__Data to use__
◆ ◆ ◆
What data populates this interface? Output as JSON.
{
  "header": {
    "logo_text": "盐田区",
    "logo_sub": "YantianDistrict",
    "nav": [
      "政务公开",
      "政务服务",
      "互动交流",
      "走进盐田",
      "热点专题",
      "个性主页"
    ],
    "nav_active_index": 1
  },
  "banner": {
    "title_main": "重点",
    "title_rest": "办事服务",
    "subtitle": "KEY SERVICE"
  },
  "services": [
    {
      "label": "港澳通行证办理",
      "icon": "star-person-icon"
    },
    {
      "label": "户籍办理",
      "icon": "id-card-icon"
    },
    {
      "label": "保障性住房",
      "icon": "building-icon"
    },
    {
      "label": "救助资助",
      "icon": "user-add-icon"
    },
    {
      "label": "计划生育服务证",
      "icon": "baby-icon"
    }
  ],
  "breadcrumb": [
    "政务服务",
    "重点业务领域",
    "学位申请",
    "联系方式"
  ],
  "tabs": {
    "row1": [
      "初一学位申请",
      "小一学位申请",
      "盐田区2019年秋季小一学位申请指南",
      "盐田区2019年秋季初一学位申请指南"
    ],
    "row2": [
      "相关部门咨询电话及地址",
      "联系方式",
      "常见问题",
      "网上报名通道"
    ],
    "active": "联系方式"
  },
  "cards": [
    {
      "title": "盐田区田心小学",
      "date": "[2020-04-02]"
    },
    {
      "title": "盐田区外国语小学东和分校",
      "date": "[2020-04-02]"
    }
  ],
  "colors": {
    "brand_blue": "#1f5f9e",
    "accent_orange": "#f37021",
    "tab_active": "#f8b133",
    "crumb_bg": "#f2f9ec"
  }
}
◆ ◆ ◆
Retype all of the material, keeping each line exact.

What data populates this interface? Output as JSON.
{
  "header": {
    "logo_text": "盐田区",
    "logo_sub": "YantianDistrict",
    "nav": [
      "政务公开",
      "政务服务",
      "互动交流",
      "走进盐田",
      "热点专题",
      "个性主页"
    ],
    "nav_active_index": 1
  },
  "banner": {
    "title_main": "重点",
    "title_rest": "办事服务",
    "subtitle": "KEY SERVICE"
  },
  "services": [
    {
      "label": "港澳通行证办理",
      "icon": "star-person-icon"
    },
    {
      "label": "户籍办理",
      "icon": "id-card-icon"
    },
    {
      "label": "保障性住房",
      "icon": "building-icon"
    },
    {
      "label": "救助资助",
      "icon": "user-add-icon"
    },
    {
      "label": "计划生育服务证",
      "icon": "baby-icon"
    }
  ],
  "breadcrumb": [
    "政务服务",
    "重点业务领域",
    "学位申请",
    "联系方式"
  ],
  "tabs": {
    "row1": [
      "初一学位申请",
      "小一学位申请",
      "盐田区2019年秋季小一学位申请指南",
      "盐田区2019年秋季初一学位申请指南"
    ],
    "row2": [
      "相关部门咨询电话及地址",
      "联系方式",
      "常见问题",
      "网上报名通道"
    ],
    "active": "联系方式"
  },
  "cards": [
    {
      "title": "盐田区田心小学",
      "date": "[2020-04-02]"
    },
    {
      "title": "盐田区外国语小学东和分校",
      "date": "[2020-04-02]"
    }
  ],
  "colors": {
    "brand_blue": "#1f5f9e",
    "accent_orange": "#f37021",
    "tab_active": "#f8b133",
    "crumb_bg": "#f2f9ec"
  }
}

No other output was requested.